▶ [What the task asks]: Images aside, return all the entries exactly.

---------- Records

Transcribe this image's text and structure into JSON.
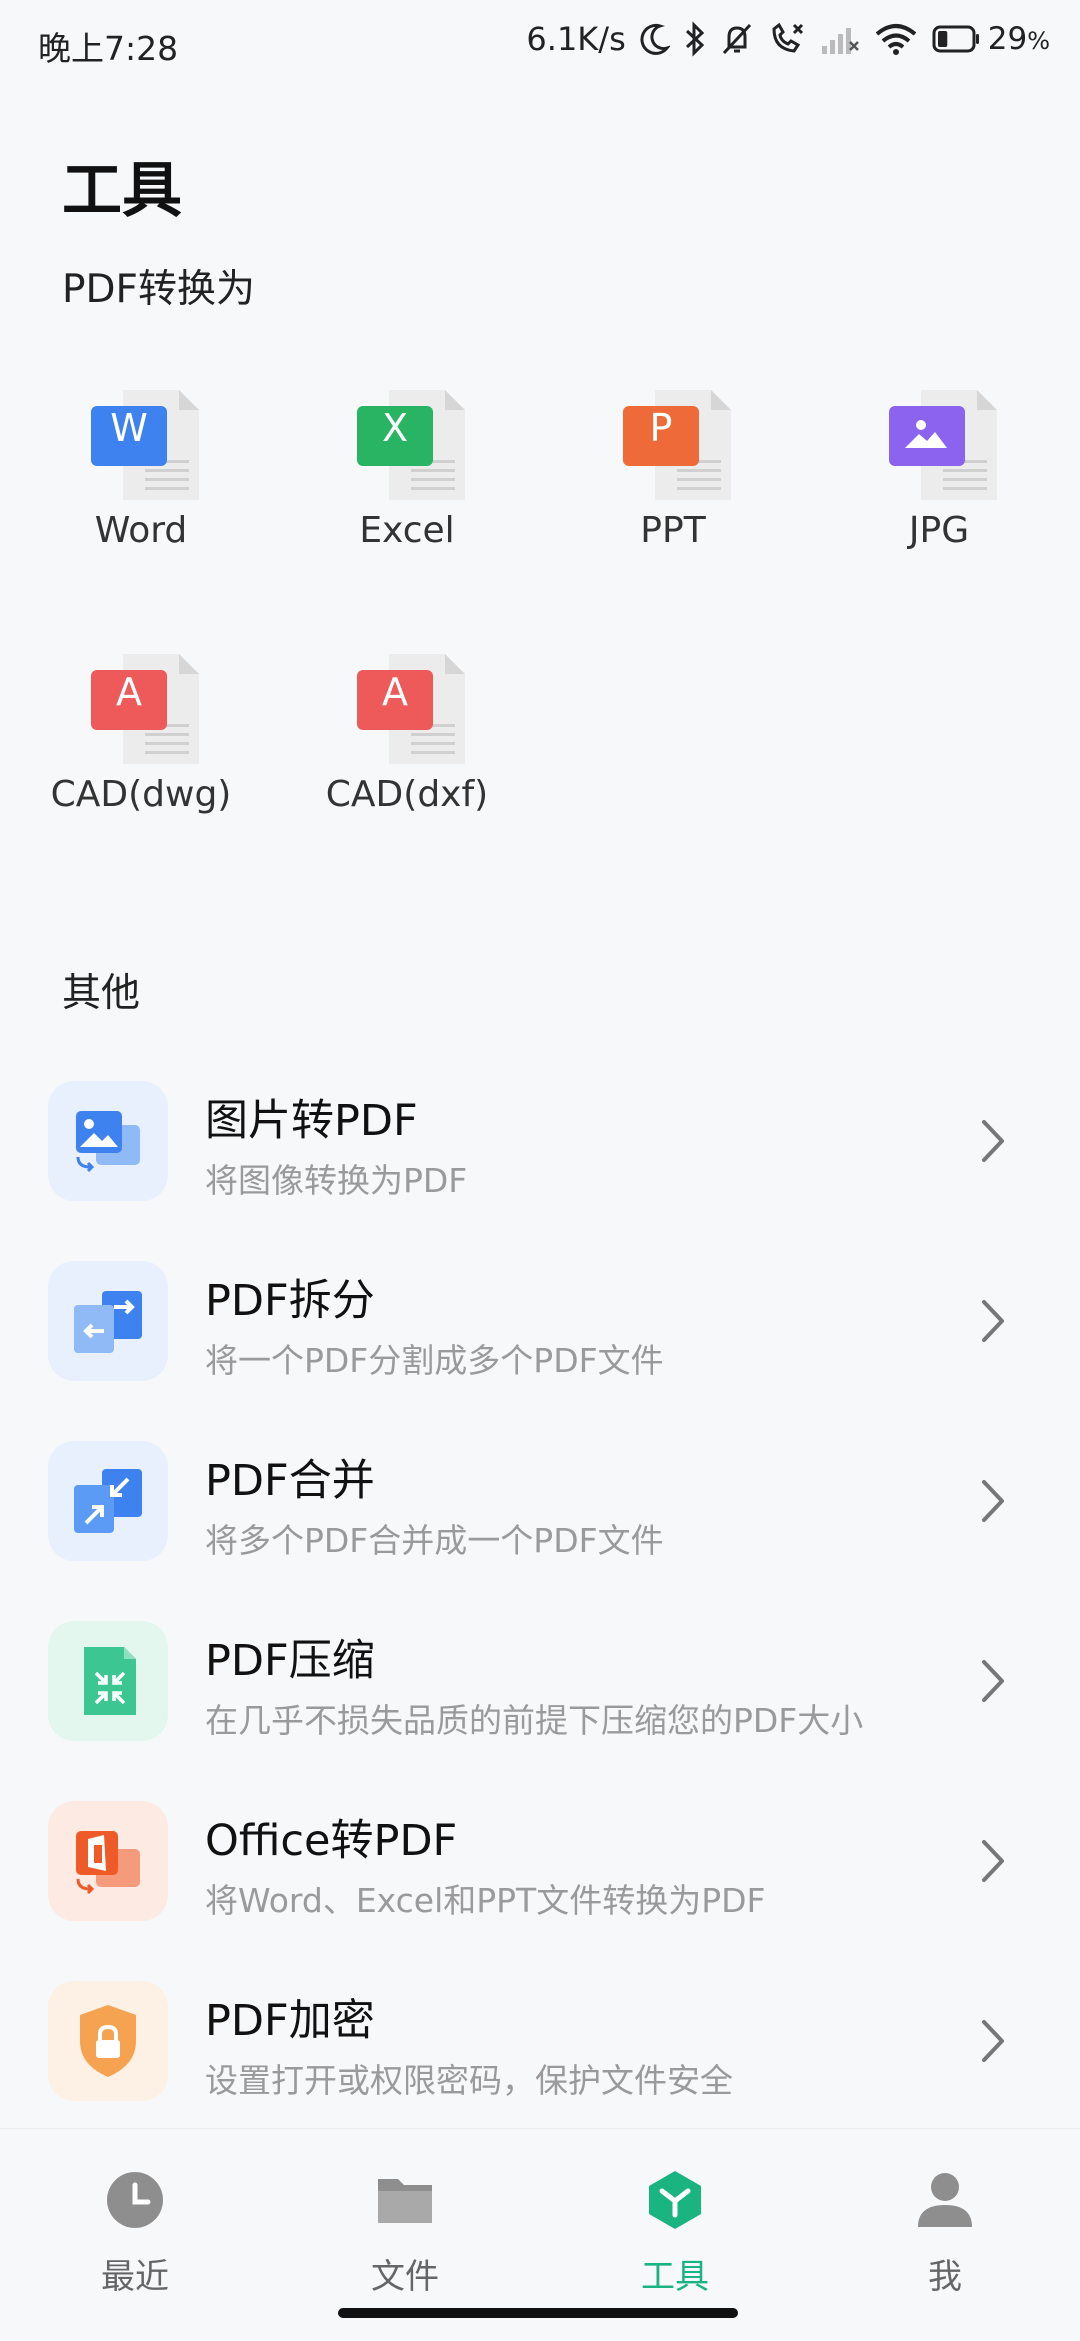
{
  "status_bar": {
    "time": "晚上7:28",
    "net_speed": "6.1K/s",
    "battery": "29",
    "battery_unit": "%",
    "battery_level": 0.29,
    "icons": [
      "moon-icon",
      "bluetooth-icon",
      "bell-muted-icon",
      "call-blocked-icon",
      "signal-icon",
      "wifi-icon",
      "battery-icon"
    ]
  },
  "page": {
    "title": "工具",
    "convert_section_label": "PDF转换为",
    "other_section_label": "其他"
  },
  "convert_items": [
    {
      "label": "Word",
      "badge": "W",
      "color": "#3e82f0"
    },
    {
      "label": "Excel",
      "badge": "X",
      "color": "#28b463"
    },
    {
      "label": "PPT",
      "badge": "P",
      "color": "#ee6a38"
    },
    {
      "label": "JPG",
      "badge": "",
      "color": "#8b63ee"
    },
    {
      "label": "CAD(dwg)",
      "badge": "A",
      "color": "#ee5a5a"
    },
    {
      "label": "CAD(dxf)",
      "badge": "A",
      "color": "#ee5a5a"
    }
  ],
  "tools": [
    {
      "title": "图片转PDF",
      "desc": "将图像转换为PDF",
      "icon": "image-to-pdf-icon",
      "bg": "#e8f0fd"
    },
    {
      "title": "PDF拆分",
      "desc": "将一个PDF分割成多个PDF文件",
      "icon": "pdf-split-icon",
      "bg": "#e8f0fd"
    },
    {
      "title": "PDF合并",
      "desc": "将多个PDF合并成一个PDF文件",
      "icon": "pdf-merge-icon",
      "bg": "#e8f0fd"
    },
    {
      "title": "PDF压缩",
      "desc": "在几乎不损失品质的前提下压缩您的PDF大小",
      "icon": "pdf-compress-icon",
      "bg": "#e4f7ef"
    },
    {
      "title": "Office转PDF",
      "desc": "将Word、Excel和PPT文件转换为PDF",
      "icon": "office-to-pdf-icon",
      "bg": "#fdeae3"
    },
    {
      "title": "PDF加密",
      "desc": "设置打开或权限密码，保护文件安全",
      "icon": "pdf-encrypt-icon",
      "bg": "#fdf0e4"
    }
  ],
  "nav": [
    {
      "label": "最近",
      "icon": "clock-icon",
      "active": false
    },
    {
      "label": "文件",
      "icon": "folder-icon",
      "active": false
    },
    {
      "label": "工具",
      "icon": "tools-icon",
      "active": true
    },
    {
      "label": "我",
      "icon": "person-icon",
      "active": false
    }
  ],
  "colors": {
    "accent": "#19b47f",
    "nav_inactive": "#8e8e8e"
  }
}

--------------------

▶ [Solution for this problem]:
Transcribe this image's text and structure into JSON.
{
  "status_bar": {
    "time": "晚上7:28",
    "net_speed": "6.1K/s",
    "battery": "29",
    "battery_unit": "%",
    "battery_level": 0.29,
    "icons": [
      "moon-icon",
      "bluetooth-icon",
      "bell-muted-icon",
      "call-blocked-icon",
      "signal-icon",
      "wifi-icon",
      "battery-icon"
    ]
  },
  "page": {
    "title": "工具",
    "convert_section_label": "PDF转换为",
    "other_section_label": "其他"
  },
  "convert_items": [
    {
      "label": "Word",
      "badge": "W",
      "color": "#3e82f0"
    },
    {
      "label": "Excel",
      "badge": "X",
      "color": "#28b463"
    },
    {
      "label": "PPT",
      "badge": "P",
      "color": "#ee6a38"
    },
    {
      "label": "JPG",
      "badge": "",
      "color": "#8b63ee"
    },
    {
      "label": "CAD(dwg)",
      "badge": "A",
      "color": "#ee5a5a"
    },
    {
      "label": "CAD(dxf)",
      "badge": "A",
      "color": "#ee5a5a"
    }
  ],
  "tools": [
    {
      "title": "图片转PDF",
      "desc": "将图像转换为PDF",
      "icon": "image-to-pdf-icon",
      "bg": "#e8f0fd"
    },
    {
      "title": "PDF拆分",
      "desc": "将一个PDF分割成多个PDF文件",
      "icon": "pdf-split-icon",
      "bg": "#e8f0fd"
    },
    {
      "title": "PDF合并",
      "desc": "将多个PDF合并成一个PDF文件",
      "icon": "pdf-merge-icon",
      "bg": "#e8f0fd"
    },
    {
      "title": "PDF压缩",
      "desc": "在几乎不损失品质的前提下压缩您的PDF大小",
      "icon": "pdf-compress-icon",
      "bg": "#e4f7ef"
    },
    {
      "title": "Office转PDF",
      "desc": "将Word、Excel和PPT文件转换为PDF",
      "icon": "office-to-pdf-icon",
      "bg": "#fdeae3"
    },
    {
      "title": "PDF加密",
      "desc": "设置打开或权限密码，保护文件安全",
      "icon": "pdf-encrypt-icon",
      "bg": "#fdf0e4"
    }
  ],
  "nav": [
    {
      "label": "最近",
      "icon": "clock-icon",
      "active": false
    },
    {
      "label": "文件",
      "icon": "folder-icon",
      "active": false
    },
    {
      "label": "工具",
      "icon": "tools-icon",
      "active": true
    },
    {
      "label": "我",
      "icon": "person-icon",
      "active": false
    }
  ],
  "colors": {
    "accent": "#19b47f",
    "nav_inactive": "#8e8e8e"
  }
}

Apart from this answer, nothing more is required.